• **Exercise description**
Your task is to set down the records below again, exactly.

######

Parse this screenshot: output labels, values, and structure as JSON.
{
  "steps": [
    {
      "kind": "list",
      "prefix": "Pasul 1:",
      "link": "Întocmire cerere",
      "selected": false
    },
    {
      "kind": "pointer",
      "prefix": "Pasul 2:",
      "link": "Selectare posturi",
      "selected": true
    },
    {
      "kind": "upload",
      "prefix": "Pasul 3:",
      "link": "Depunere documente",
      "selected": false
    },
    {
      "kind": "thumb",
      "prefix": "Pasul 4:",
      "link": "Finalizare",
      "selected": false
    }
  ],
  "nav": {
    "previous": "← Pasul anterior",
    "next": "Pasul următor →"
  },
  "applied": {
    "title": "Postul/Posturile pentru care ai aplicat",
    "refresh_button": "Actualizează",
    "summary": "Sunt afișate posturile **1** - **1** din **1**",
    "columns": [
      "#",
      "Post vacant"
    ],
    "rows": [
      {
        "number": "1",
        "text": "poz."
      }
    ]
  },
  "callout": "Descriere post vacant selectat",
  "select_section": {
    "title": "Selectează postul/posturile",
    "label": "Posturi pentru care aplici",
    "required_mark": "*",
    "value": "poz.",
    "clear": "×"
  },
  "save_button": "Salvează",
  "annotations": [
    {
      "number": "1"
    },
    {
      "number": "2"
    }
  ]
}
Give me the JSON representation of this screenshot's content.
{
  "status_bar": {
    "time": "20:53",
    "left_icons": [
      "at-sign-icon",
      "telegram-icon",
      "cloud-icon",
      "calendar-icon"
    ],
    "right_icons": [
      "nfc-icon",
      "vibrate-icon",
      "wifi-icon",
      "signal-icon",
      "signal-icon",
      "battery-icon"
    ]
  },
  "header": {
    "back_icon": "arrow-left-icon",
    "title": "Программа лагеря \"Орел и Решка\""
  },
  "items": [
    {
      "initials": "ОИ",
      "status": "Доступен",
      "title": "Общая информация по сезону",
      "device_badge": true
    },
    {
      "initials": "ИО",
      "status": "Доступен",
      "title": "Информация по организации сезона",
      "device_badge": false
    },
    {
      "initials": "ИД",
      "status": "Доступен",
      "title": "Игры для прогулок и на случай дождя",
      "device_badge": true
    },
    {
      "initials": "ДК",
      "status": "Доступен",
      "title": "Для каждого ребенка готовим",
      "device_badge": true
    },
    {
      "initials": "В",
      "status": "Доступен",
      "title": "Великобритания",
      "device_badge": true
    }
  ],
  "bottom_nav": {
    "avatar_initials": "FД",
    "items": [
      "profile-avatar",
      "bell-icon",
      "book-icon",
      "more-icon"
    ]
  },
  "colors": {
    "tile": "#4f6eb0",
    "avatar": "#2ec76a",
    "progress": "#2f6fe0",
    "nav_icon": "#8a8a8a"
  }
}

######

• **Response box**
Parse this screenshot: output labels, values, and structure as JSON.
{
  "steps": [
    {
      "kind": "list",
      "prefix": "Pasul 1:",
      "link": "Întocmire cerere",
      "selected": false
    },
    {
      "kind": "pointer",
      "prefix": "Pasul 2:",
      "link": "Selectare posturi",
      "selected": true
    },
    {
      "kind": "upload",
      "prefix": "Pasul 3:",
      "link": "Depunere documente",
      "selected": false
    },
    {
      "kind": "thumb",
      "prefix": "Pasul 4:",
      "link": "Finalizare",
      "selected": false
    }
  ],
  "nav": {
    "previous": "← Pasul anterior",
    "next": "Pasul următor →"
  },
  "applied": {
    "title": "Postul/Posturile pentru care ai aplicat",
    "refresh_button": "Actualizează",
    "summary": "Sunt afișate posturile **1** - **1** din **1**",
    "columns": [
      "#",
      "Post vacant"
    ],
    "rows": [
      {
        "number": "1",
        "text": "poz."
      }
    ]
  },
  "callout": "Descriere post vacant selectat",
  "select_section": {
    "title": "Selectează postul/posturile",
    "label": "Posturi pentru care aplici",
    "required_mark": "*",
    "value": "poz.",
    "clear": "×"
  },
  "save_button": "Salvează",
  "annotations": [
    {
      "number": "1"
    },
    {
      "number": "2"
    }
  ]
}
Give me the JSON representation of this screenshot's content.
{
  "status_bar": {
    "time": "20:53",
    "left_icons": [
      "at-sign-icon",
      "telegram-icon",
      "cloud-icon",
      "calendar-icon"
    ],
    "right_icons": [
      "nfc-icon",
      "vibrate-icon",
      "wifi-icon",
      "signal-icon",
      "signal-icon",
      "battery-icon"
    ]
  },
  "header": {
    "back_icon": "arrow-left-icon",
    "title": "Программа лагеря \"Орел и Решка\""
  },
  "items": [
    {
      "initials": "ОИ",
      "status": "Доступен",
      "title": "Общая информация по сезону",
      "device_badge": true
    },
    {
      "initials": "ИО",
      "status": "Доступен",
      "title": "Информация по организации сезона",
      "device_badge": false
    },
    {
      "initials": "ИД",
      "status": "Доступен",
      "title": "Игры для прогулок и на случай дождя",
      "device_badge": true
    },
    {
      "initials": "ДК",
      "status": "Доступен",
      "title": "Для каждого ребенка готовим",
      "device_badge": true
    },
    {
      "initials": "В",
      "status": "Доступен",
      "title": "Великобритания",
      "device_badge": true
    }
  ],
  "bottom_nav": {
    "avatar_initials": "FД",
    "items": [
      "profile-avatar",
      "bell-icon",
      "book-icon",
      "more-icon"
    ]
  },
  "colors": {
    "tile": "#4f6eb0",
    "avatar": "#2ec76a",
    "progress": "#2f6fe0",
    "nav_icon": "#8a8a8a"
  }
}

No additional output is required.